**Dataset extract**
======
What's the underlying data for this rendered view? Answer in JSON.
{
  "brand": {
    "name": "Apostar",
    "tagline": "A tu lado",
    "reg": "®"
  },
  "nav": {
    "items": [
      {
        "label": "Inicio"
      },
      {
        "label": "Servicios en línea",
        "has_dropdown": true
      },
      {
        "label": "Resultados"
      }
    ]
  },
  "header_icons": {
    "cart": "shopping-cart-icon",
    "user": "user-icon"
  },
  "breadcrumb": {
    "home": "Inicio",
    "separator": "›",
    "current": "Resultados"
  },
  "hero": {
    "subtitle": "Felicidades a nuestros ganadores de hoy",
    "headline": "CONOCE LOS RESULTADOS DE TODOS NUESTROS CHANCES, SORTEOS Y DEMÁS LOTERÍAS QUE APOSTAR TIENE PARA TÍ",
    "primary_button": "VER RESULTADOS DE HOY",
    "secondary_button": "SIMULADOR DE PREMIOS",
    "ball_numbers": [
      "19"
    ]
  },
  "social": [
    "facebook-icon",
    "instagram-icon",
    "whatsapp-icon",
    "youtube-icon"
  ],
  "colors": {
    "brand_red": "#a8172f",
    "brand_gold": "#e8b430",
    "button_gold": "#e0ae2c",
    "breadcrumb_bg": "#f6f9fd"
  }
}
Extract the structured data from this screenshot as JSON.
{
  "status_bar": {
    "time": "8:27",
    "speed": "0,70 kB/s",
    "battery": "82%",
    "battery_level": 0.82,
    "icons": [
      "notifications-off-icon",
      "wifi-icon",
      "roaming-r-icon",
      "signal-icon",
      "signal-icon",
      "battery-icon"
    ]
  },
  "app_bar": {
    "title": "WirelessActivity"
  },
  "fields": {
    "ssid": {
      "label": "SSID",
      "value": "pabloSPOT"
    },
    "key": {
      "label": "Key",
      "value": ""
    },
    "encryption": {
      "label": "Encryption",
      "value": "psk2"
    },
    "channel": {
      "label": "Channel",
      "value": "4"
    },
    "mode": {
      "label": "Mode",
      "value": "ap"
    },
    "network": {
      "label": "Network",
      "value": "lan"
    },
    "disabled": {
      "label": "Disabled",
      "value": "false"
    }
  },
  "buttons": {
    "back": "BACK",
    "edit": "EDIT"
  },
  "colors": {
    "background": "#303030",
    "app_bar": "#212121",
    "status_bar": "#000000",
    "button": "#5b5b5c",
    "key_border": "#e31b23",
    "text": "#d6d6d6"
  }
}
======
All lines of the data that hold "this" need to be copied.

What's the underlying data for this rendered view? Answer in JSON.
Extract the structured data from this screenshot as JSON.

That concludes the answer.